Crude oil prices by delivery period define the term structure of the market. The term structure changes shape over time given shifts in price level and slope. Term structure behavior becomes clear by combining discrete futures contracts with similar maturities into a continuous time series. R code is supplied to create continuous prices by delivery period. The purpose is to show term structure behavior and to derive risk and profitability measures for oil production, marketing and trading strategies. The resulting data is tidy, well suited for model training and out-of-sample testing.
An animation showing the term structure of NYMEX crude oil. For source code, go here.
Robert Hyndman is the author of the forecast package in R. I’ve been using the package for long-term time series forecasts. The package comes with some built in methods for plotting forecast data objects in R that Ive wanted to customize for improved clarity and presentation. The following article achieves that goal and shares two scripts for plotting forecast data objects using ggplot.

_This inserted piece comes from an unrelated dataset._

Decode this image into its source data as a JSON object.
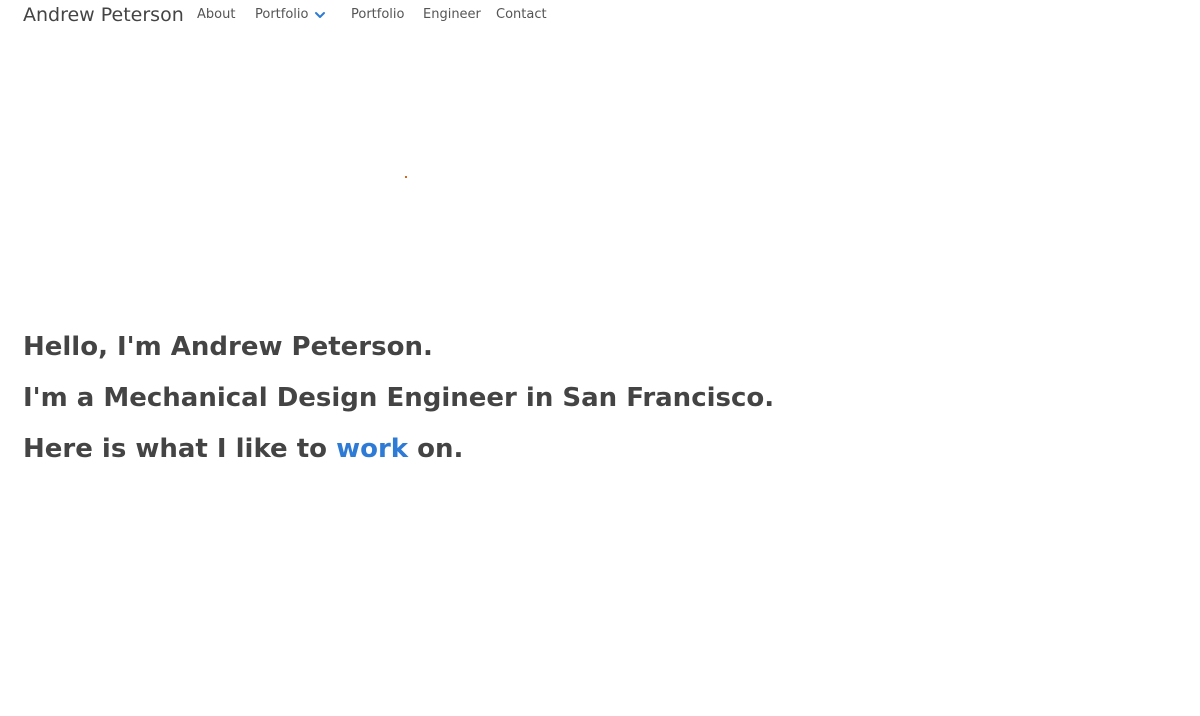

The linear model is one of the most widely used data science tools and one of the most important. In contrast, there is another basic tool: the nearest neighbor method (NN). Prediction and classification are two uses for these models. In practice, classification results (ie. feature classes) are used by machines in many ways: to recognize faces in a crowd, to “read” road signs by distinguishing one letter from another and to set voter registration districts by separating population groups. This article applies and compares linear and non-linear classification methods
Solar innovation is widespread. Examples include solar cell efficiency, module manufacturing, and learning innovations with solar system installation and operation. Solar pricing and growth are also supported by innovations in enabling technology, such as battery storage, smart grids and electric vehicles.
Best subset regression is an technique for model building and variable selection. The method looks at all combinations of independent predictor variables for use in a multiple regression model. Model developers and analysts will often struggle with variable selection, especially when the number of predictors is high. Ideally, each set of predictors is run and the best set is selected using a criteria for model performance. The following article provides custom functions for best subset selection that are fast and easy to use.
A new method to extract data tables from PDF files is introduced. The solution combines the R programming language with the open-source Java program Tabula. The result is a convenient method that transforms documents into databases.
The ability to train a machine to extract data tables from PDF files has several benefits:
A common task in spatial data analysis is extracting SpatialPoints inside a set of polygons or buffer zones. Analysts can use standard GIS or map tools to extract a set of points within an area of interest using manual “point-and-click” routines. This method is easy, but will probably prove impractical, especially in cases involving big data. The alternative is to train a machine to automatically extract the points in a polygon or buffer zone. This post achieves that task and presents a case-study with R code.
The popularity of R is rapidly increasing and is well on its way to being a top 10 programming language. The TIOBE index is a standard indicator of the popularity of all programming languages. The TIOBE index confirms that a subset of languages – those for computational statistics and data analysis – are gaining increased attention. The clear winner of the pack is the open source programming language R.
Modules, inverters and balance of system costs define the total installed cost of a solar PV system.
The three cost components are very simple in nature. In practice, total cost is defined using a detailed cost breakdown structure. The structure must also be applied consistently across projects and over time. The result can be improved cost modeling and management.
A common question concerning the safety of photovoltaic (PV) power systems is the impact of reflected sunlight. PV modules have the potential to impact neighboring structures or activities, notably aviation. It is important to know where the reflected light will go and what the intensity of the light will be at any point in time.
Aerosol Optical Depth (AOD) defines the degree to which aerosols prevent the transmission of sunlight by absorption or scattering. AOD is measured using an integrated extinction coefficient over a vertical column of air. The extinction coefficient can be used to analyze solar extinction and the performance of solar power systems as a function of location and time.
The maptools package has a pruneMap() function t0 crop map objects in R. In practice, the function extracts data from SpatialPolygon or SpatialLine objects given a boundary box or specific area of interest. Unfortunately, there is no equivalent function for high resolution, large data, raster images, which are common in many Earth Science applications. The following post defines a custom function to crop raster images in R and to extract data from SpatialGridDataFrames. The function is tested using a raster image from the Shuttle Radar Topography Mission (SRTM; shown at left). The resulting data is then mapped using the image() function in R.